NCJ Number
David Singh
Date Published
April 2001
8 pages
Publication Series
The North Miami Beach, FL, Police Department made changes in the mid-1990’s that marked the emergence of community-oriented investigation as a new form of policing for the 21st century.

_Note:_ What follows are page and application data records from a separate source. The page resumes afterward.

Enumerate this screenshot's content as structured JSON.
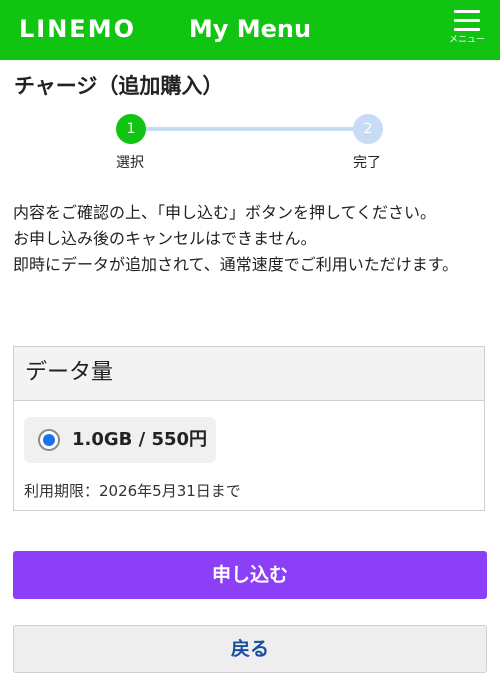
{
  "header": {
    "logo": "LINEMO",
    "title": "My Menu",
    "menu_label": "メニュー"
  },
  "page_title": "チャージ（追加購入）",
  "stepper": {
    "steps": [
      {
        "number": "1",
        "label": "選択"
      },
      {
        "number": "2",
        "label": "完了"
      }
    ]
  },
  "notice": [
    "内容をご確認の上、「申し込む」ボタンを押してください。",
    "お申し込み後のキャンセルはできません。",
    "即時にデータが追加されて、通常速度でご利用いただけます。"
  ],
  "data_section": {
    "heading": "データ量",
    "option_label": "1.0GB / 550円",
    "expiry": "利用期限：2026年5月31日まで"
  },
  "buttons": {
    "apply": "申し込む",
    "back": "戻る"
  },
  "colors": {
    "brand_green": "#12c412",
    "apply_purple": "#8b3ff7",
    "step_inactive": "#c8dcf5",
    "radio_blue": "#1a73e8"
  }
}
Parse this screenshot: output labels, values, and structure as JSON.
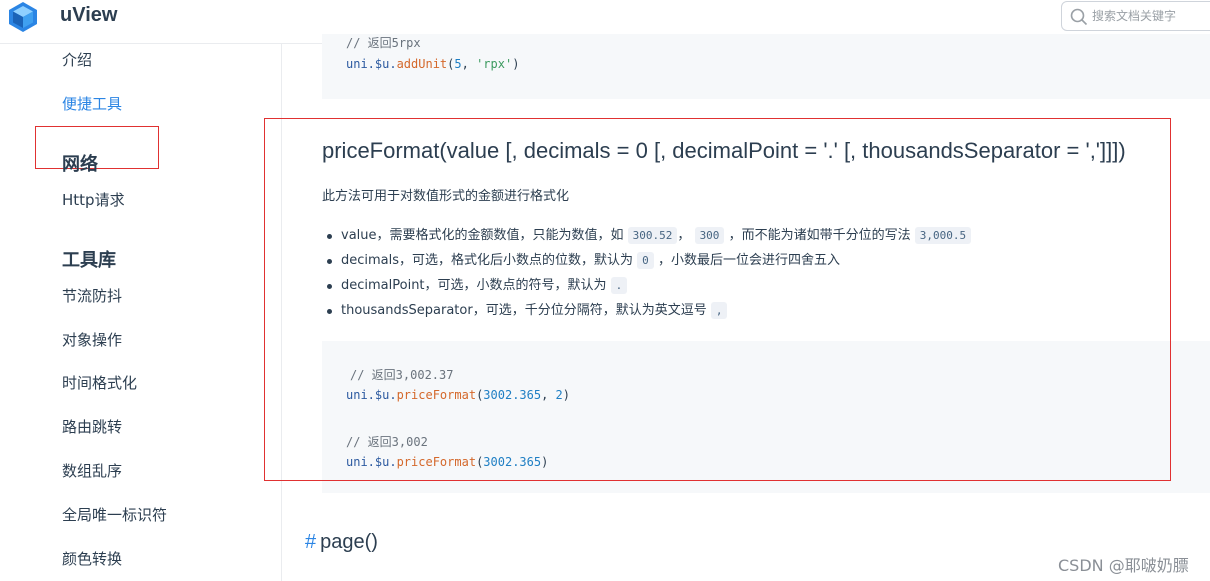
{
  "header": {
    "brand": "uView",
    "search_placeholder": "搜索文档关键字"
  },
  "sidebar": {
    "items_top": [
      "介绍",
      "便捷工具"
    ],
    "active_item": "便捷工具",
    "group_network": "网络",
    "network_items": [
      "Http请求"
    ],
    "group_tools": "工具库",
    "tools_items": [
      "节流防抖",
      "对象操作",
      "时间格式化",
      "路由跳转",
      "数组乱序",
      "全局唯一标识符",
      "颜色转换"
    ]
  },
  "code_top": {
    "comment": "// 返回5rpx",
    "line_obj": "uni.$u.",
    "line_fn": "addUnit",
    "line_open": "(",
    "line_num": "5",
    "line_sep": ", ",
    "line_str": "'rpx'",
    "line_close": ")"
  },
  "section": {
    "title": "priceFormat(value [, decimals = 0 [, decimalPoint = '.' [, thousandsSeparator = ',']]])",
    "description": "此方法可用于对数值形式的金额进行格式化",
    "params": [
      {
        "p1": "value，需要格式化的金额数值，只能为数值，如",
        "c1": "300.52",
        "p2": "，",
        "c2": "300",
        "p3": "，而不能为诸如带千分位的写法",
        "c3": "3,000.5"
      },
      {
        "p1": "decimals，可选，格式化后小数点的位数，默认为",
        "c1": "0",
        "p2": "，小数最后一位会进行四舍五入"
      },
      {
        "p1": "decimalPoint，可选，小数点的符号，默认为",
        "c1": "."
      },
      {
        "p1": "thousandsSeparator，可选，千分位分隔符，默认为英文逗号",
        "c1": ","
      }
    ]
  },
  "code_main": {
    "comment1": "// 返回3,002.37",
    "l1_obj": "uni.$u.",
    "l1_fn": "priceFormat",
    "l1_open": "(",
    "l1_num1": "3002.365",
    "l1_sep": ", ",
    "l1_num2": "2",
    "l1_close": ")",
    "comment2": "// 返回3,002",
    "l2_obj": "uni.$u.",
    "l2_fn": "priceFormat",
    "l2_open": "(",
    "l2_num1": "3002.365",
    "l2_close": ")"
  },
  "next_heading": {
    "anchor": "#",
    "title": "page()"
  },
  "watermark": "CSDN @耶啵奶膘",
  "colors": {
    "accent": "#2b85e4",
    "highlight_box": "#e03131",
    "code_bg": "#f6f8fa"
  }
}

The agency created its first community-oriented policing unit several years earlier. However, agency administrators recognized that poor intradepartmental communication and a case-by-case approach to crime were still problems in the detective squad. Therefore, administrators devised a plan in the mid-1990’s to shift investigation work from a reactive model to a proactive model, using new technologies, new skills, and new organizational structures. The new investigative structure centered around six integrated major crime problem-solving task forces. Other elements included accountability; new mandates; community input; and collaboration with the community policing unit, the crime prevention unit, victims, and local businesses. Detectives’ reactions ranged from fierce resistance to general discomfort. However, they gradually became accustomed to public speaking and other new requirements. Crime declined as a result of many factors. The agency has replaced the six fixed task forces with as-needed task forces while retaining the emphasis on collaboration. Unique factors that contributed to change included the recognition that change was the only option, the community’s desire for more information, the city’s community-oriented focus, technology, detectives’ input, the agency’s small size, and funding. Sources of additional information

Date Published: April 1, 2001